BY THOMAS HEALY
Irene entered the hallway closet and pulled the cedar cigar box from the top shelf and took out one of the Jamaican cigars and returned the box to the shelf. She then stepped into the living room, sat down in her velvet armchair, and carefully removed the wrapper. With her fingernail she made a slight incision in the head of the cigar then lit it, puffing awkwardly for a moment. She set the match in the ashtray on the coffee table then alongside it placed the dark brown cigar and leaned back in the chair, quietly savoring the strong masculine smoke.
Today was Walter's birthday. He was nearly six years older than Irene, though he looked considerably younger when they first got to know one another, at times even seemed about her age. Grudgingly she calculated how old he would have been today.
"Thirty-seven," she muttered through her teeth as the bluish-gray smoke swirled up from the crystal ashtray. "It was hard to imagine him that old."
For her, he would always be twenty-six, the age he was when the speedboat he was riding in lost control and crashed into a Costa Rican pier. They had only gone out together a few months before the accident but already she knew he was the person she wanted to spend the rest of her life with and she believed he felt the same way about her. They had spoken often of vacationing together that summer in Costa Rica where his older brother had a home and even had made tentative plans to leave a house near the hospital where he was employed as a physical therapist. And then he was gone and all her dreams and aspirations suddenly vanished as if they had never been a serious possibility in the first place. She had loved him more than anyone she had ever known, and suspected she always would, and yet at the same time she was infuriated at him for doing something reckless enough to cost him his life. Somehow she felt he had betrayed her, as surely as if he had left her for another woman.

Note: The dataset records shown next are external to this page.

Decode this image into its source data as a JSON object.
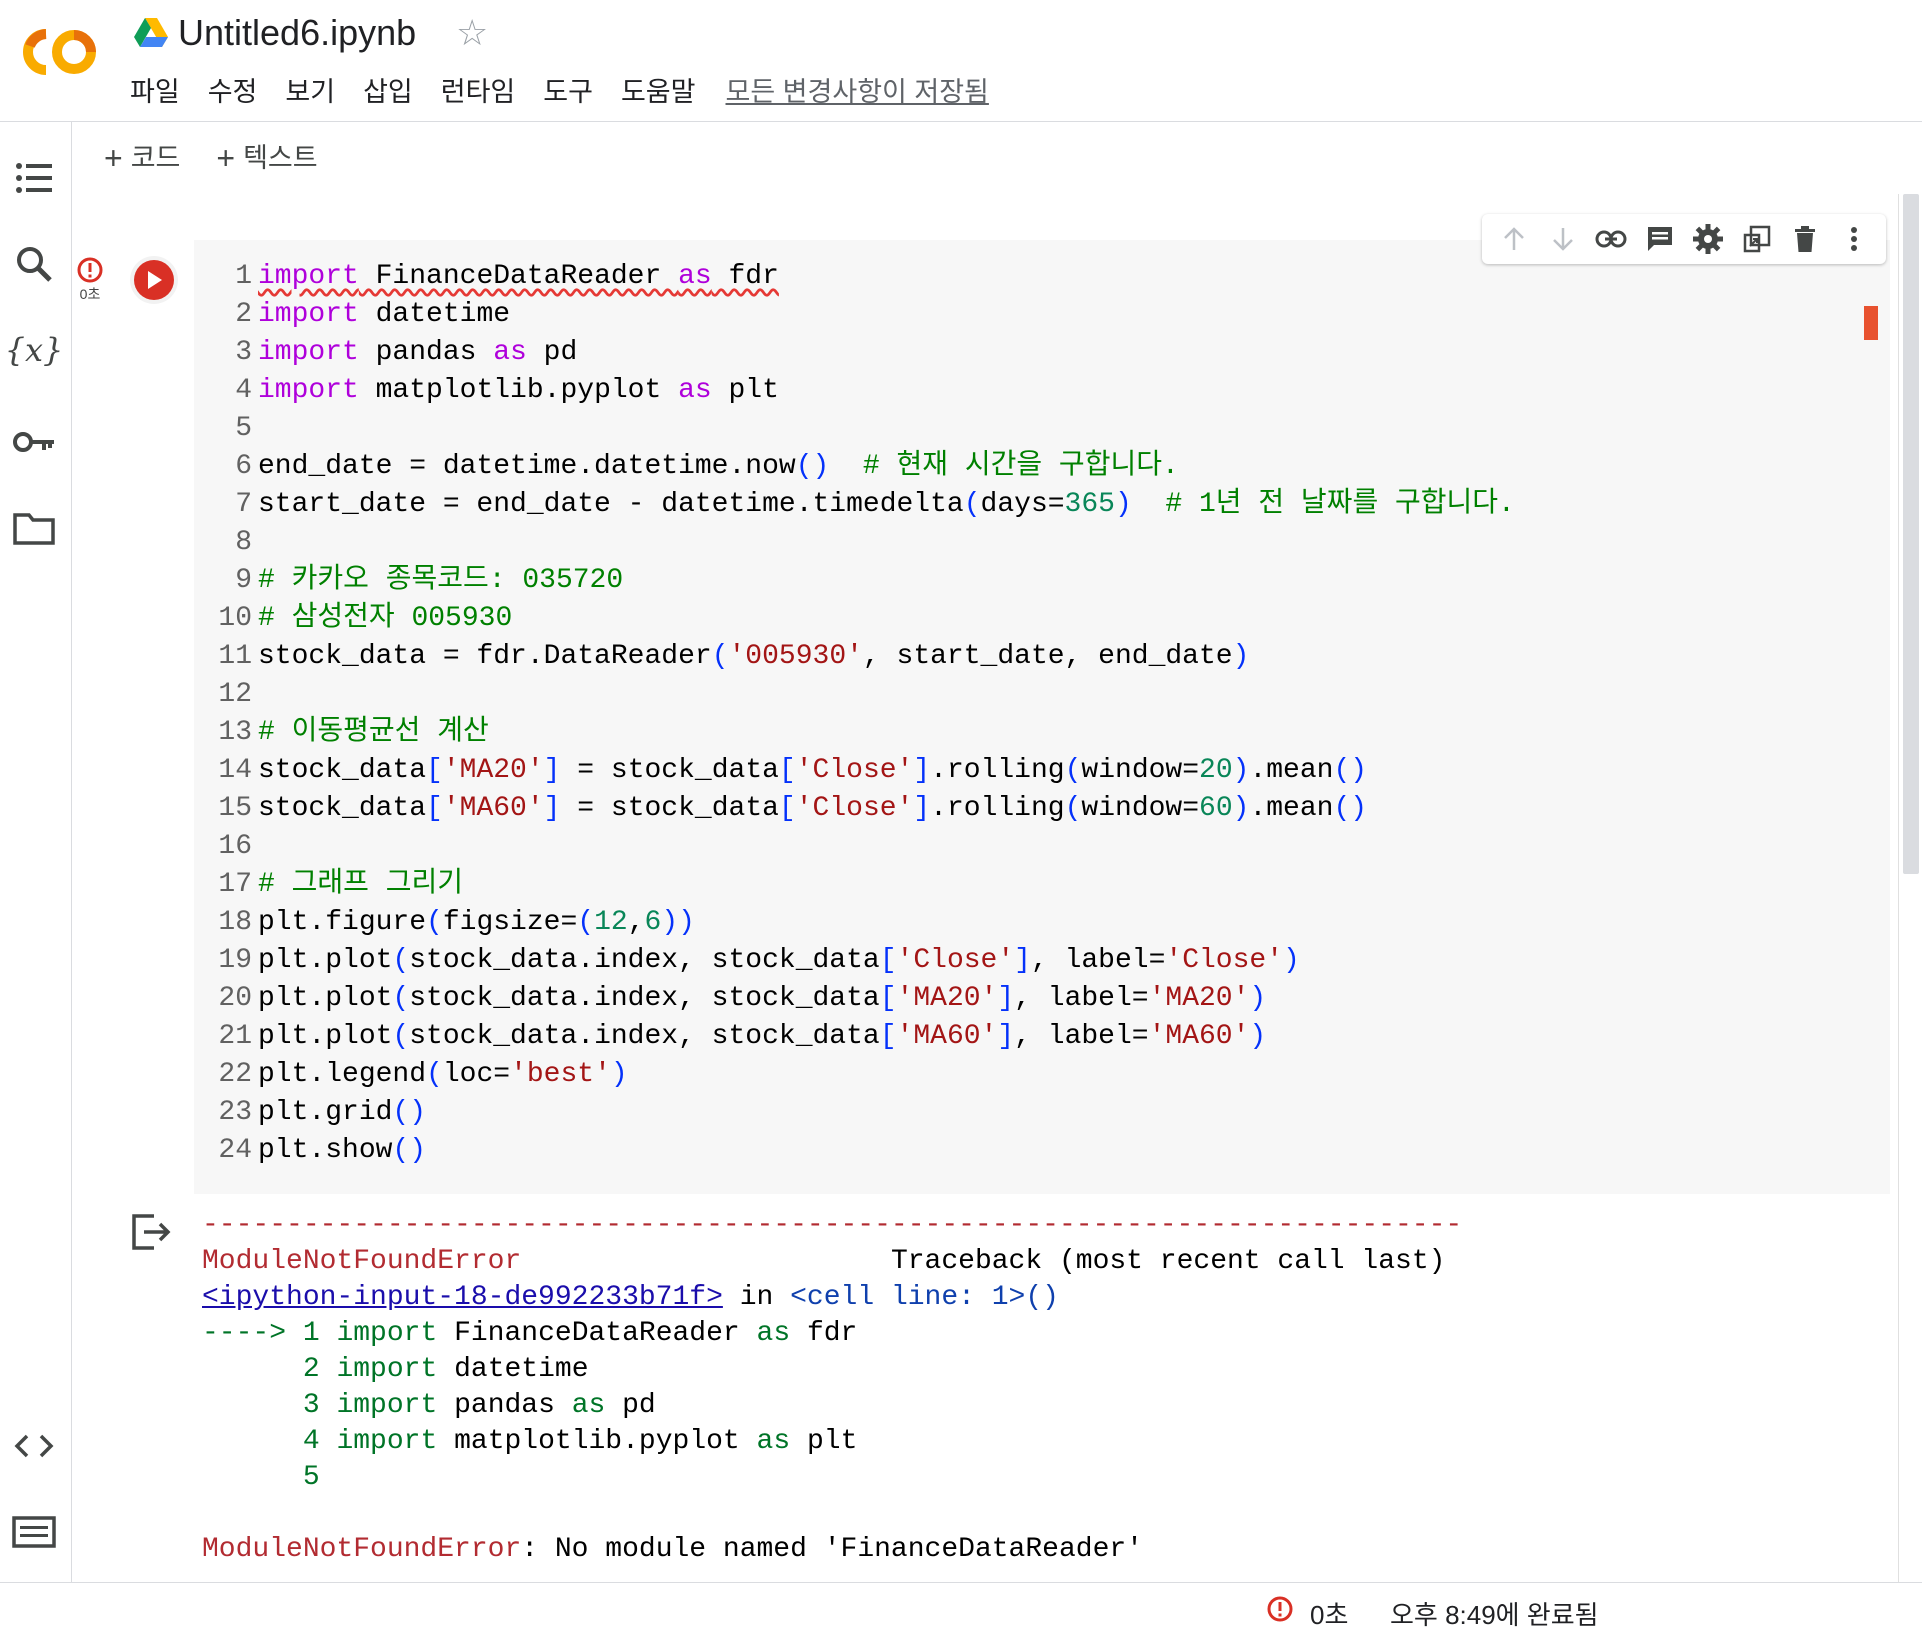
{
  "header": {
    "title": "Untitled6.ipynb",
    "menu": [
      "파일",
      "수정",
      "보기",
      "삽입",
      "런타임",
      "도구",
      "도움말"
    ],
    "save_status": "모든 변경사항이 저장됨"
  },
  "toolbar": {
    "add_code": "코드",
    "add_text": "텍스트"
  },
  "sidebar_icons": [
    "table-of-contents-icon",
    "search-icon",
    "variables-icon",
    "secrets-key-icon",
    "folder-icon",
    "code-snippets-icon",
    "command-palette-icon"
  ],
  "cell": {
    "exec_time": "0초",
    "code_lines": [
      "import FinanceDataReader as fdr",
      "import datetime",
      "import pandas as pd",
      "import matplotlib.pyplot as plt",
      "",
      "end_date = datetime.datetime.now()  # 현재 시간을 구합니다.",
      "start_date = end_date - datetime.timedelta(days=365)  # 1년 전 날짜를 구합니다.",
      "",
      "# 카카오 종목코드: 035720",
      "# 삼성전자 005930",
      "stock_data = fdr.DataReader('005930', start_date, end_date)",
      "",
      "# 이동평균선 계산",
      "stock_data['MA20'] = stock_data['Close'].rolling(window=20).mean()",
      "stock_data['MA60'] = stock_data['Close'].rolling(window=60).mean()",
      "",
      "# 그래프 그리기",
      "plt.figure(figsize=(12,6))",
      "plt.plot(stock_data.index, stock_data['Close'], label='Close')",
      "plt.plot(stock_data.index, stock_data['MA20'], label='MA20')",
      "plt.plot(stock_data.index, stock_data['MA60'], label='MA60')",
      "plt.legend(loc='best')",
      "plt.grid()",
      "plt.show()"
    ]
  },
  "output": {
    "separator": "---------------------------------------------------------------------------",
    "error_name": "ModuleNotFoundError",
    "traceback_header": "Traceback (most recent call last)",
    "input_link": "<ipython-input-18-de992233b71f>",
    "in_word": "in",
    "cell_ref": "<cell line: 1>()",
    "arrow": "---->",
    "error_message": "No module named 'FinanceDataReader'"
  },
  "status_bar": {
    "time": "0초",
    "message": "오후 8:49에 완료됨"
  },
  "colors": {
    "keyword": "#af00db",
    "comment": "#008000",
    "string": "#a31515",
    "number": "#098658",
    "error": "#d93025"
  }
}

A loose ribbon of smoke drifted past her and idly she watched it twist toward the ceiling. The cigar had not developed much of an ash yet, she then noticed, recalling that she had once figured that it took forty-three minutes for one of the thick Jamaican cigars to burn all the way out.
Every year since Walter died she had lit a cigar on his birthday and sat in her living room and recalled some of her fondest memories of him until the cigar grew cold in the ashtray. She really didn't have any mementoes to remind her of him other than a couple of snapshots they sat for in a carnival booth on the waterfront. But the aroma of one of his precious cigars would never let her forget him because he was often puffing on one of the blasted things when she was around him. The smoke, she believed, was every bit as tangible and evocative as any picture or medallion or garment of clothing. She reckoned she was not that different than an uncle of hers who, as a youngster, was rescued from a burning department store and for the rest of his life recalled the lopsided grin of the fire fighter who carried him out whenever he heard a fire engine siren howling down a street.
Today was not the first time this year she had lit one of Walter's cigars. Whenever she was feeling particularly depressed she brought one out, confident the scent would brighten her mood. Three and a half years ago when the first serious strains in her marriage became evident, she started hauling out the cigars, and by the time the divorce decree was granted, she was lighting up four or five a week. The smell got into the upholstery, the rugs, the drapes, into every square inch of the living room, and for a while she could not have been more pleased. Everywhere the air tasted of smoke. Seldom did she recall her former husband even though she was surrounded by objects he had bought for her during the course of their marriage.
"I've always known there was someone like you waiting for me," she remembered Walter telling her shortly before he left for Costa Rica the last time. "I just didn't know if we'd ever meet."
Neither did she, she thought, rotating the cigar enough to loosen some of the ash, but thank God they did.
The first time she ever laid eyes on him was at the therapy pool of the Madigan Park Medical Center where she went to relieve the pain of a shoulder she dislocated in a bicycle accident. Walter was not in charge of the therapy program she was enrolled in but he was responsible for leading the participants through a rigorous set of stretching exercises, which he did from the side of the pool, with an unlit cigar tucked in the corner of his mouth because smoking was prohibited inside the facility. Toward the end of the session he removed his cigar and in a voice almost as craggy as his face led everyone in a rendition of "Yellow Submarine" then warbled through several more Lennon and McCartney songs. At first, she felt rather foolish singing there in the pool but soon she came to relish it as much as the others. Indeed, one of her fondest memories was watching Walter conduct the spontaneous sing-alongs at poolside, his unlit cigar as emphatic as any maestro's baton. So many times she wished she could be back there with him, and though that was impossible, she could always make-believe she was whenever she lit one of his cigars.
Still familiar with the lyrics to "Here, There and Everywhere," she began to sing them in a soft whisper, as if worried someone might hear her, the strong cigar smoke continuing to swirl around her head.
Thomas Healy was born and raised in the Pacific Northwest, and his stories have appeared in such online journals as Brink, The Foliate Oak, Lily, and Shine.
Wednesday, May 23, 2007